Customer service is important in every business. In an industry that sells an intangible benefit, like insurance, it’s essential. Yet poor customer service is one of the most common complaints among insurance customers.
Improving your customers’ perception of quality customer service requires you to look at customers and your products in a particular way.
See insurance from the customer’s point of view
While people may enjoy buying a car or a home, no one likes having to pay for insurance. At best, the client sees insurance as a necessary evil. They may even begrudge the regular payments — until they need to make a claim. And they hope that never happens.
What that means is that the only way they judge the quality of their insurance provider is from what they can see:
- how quickly you return phone calls and emails
- how well you anticipate their needs with suggestions for the right coverage and ways to save money
- how you protect them from their own mistakes.
When it’s time to make a claim, the customer has just endured an accident, disaster or injury.

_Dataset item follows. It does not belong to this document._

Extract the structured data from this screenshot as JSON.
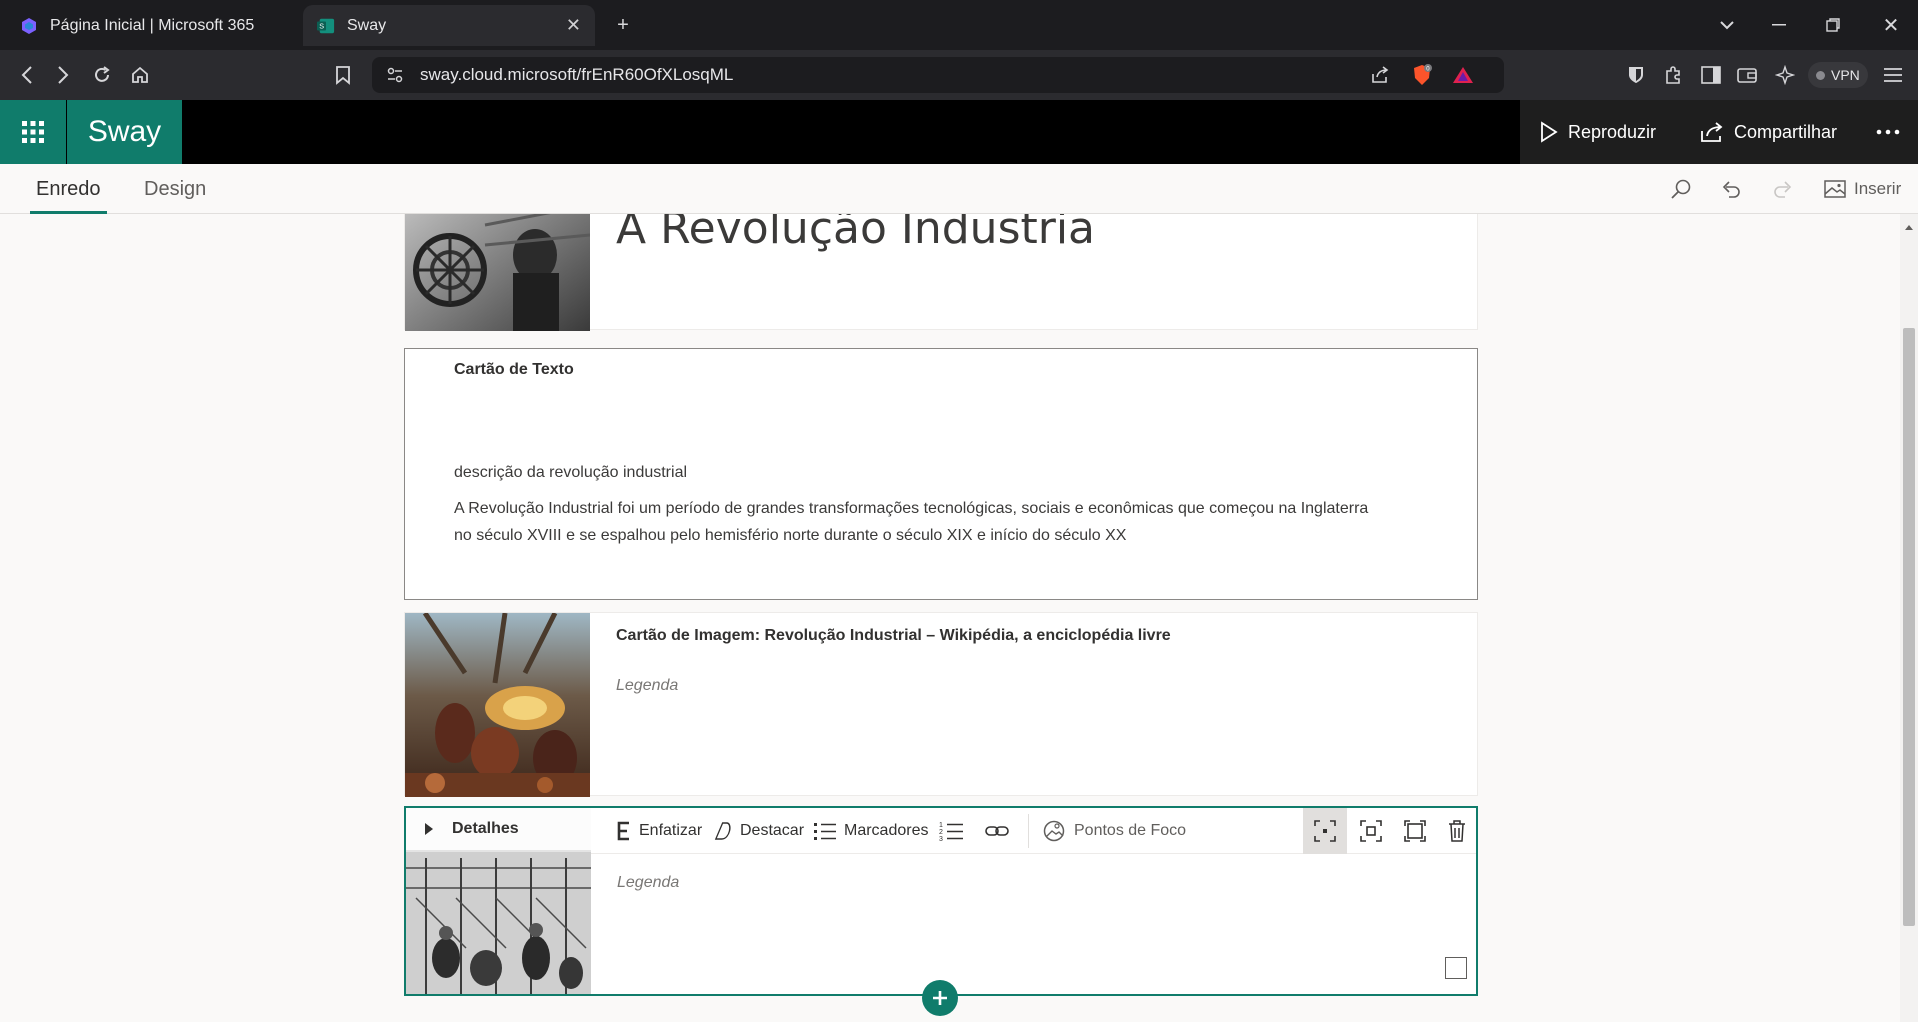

They’re under a lot of stress. How well you respond by providing help, connect them to services and expedite their claim will make a huge impression — and could determine whether they’ll renew the policy.
Tips from other industries
Customer service is crucial in insurance, so it can help to look at an industry where customer service is everything: hospitality.
The best hotels anticipate what guests need and want when they arrive. They know travelers are tired and stressed, and provide little things that guests don’t expect before they arrive.
Anticipating customers’ needs before they express them requires that you know your customers. That leads to the next customer service idea:
Empower your employees
Talking to someone on the phone who cannot address their concerns is one of the biggest frustrations for insurance customers. You can make a huge improvement in the customer’s experience by giving your front-line employees — those who deal directly with clients — the power to solve problems.
This could include fixing errors that may be costing them higher premiums, or suggesting changes in their policies that could improve their coverage while reducing premiums.
Maintain the company-client relationship
Another important part of the customer experience comes from trust. Dealing with the same person whenever they call in goes a long way to building trust.
Advancing people from within, providing ongoing education, professional development and other supports gives your employees incentives to stay with your company. This in turn means they’re around long enough to deal with the same clients year after year, building the relationship between company and client.
These ideas seem simple, but putting them into practice, we know, is not simple. In future blogs, we’ll look at ways to continue building on that customer relationship.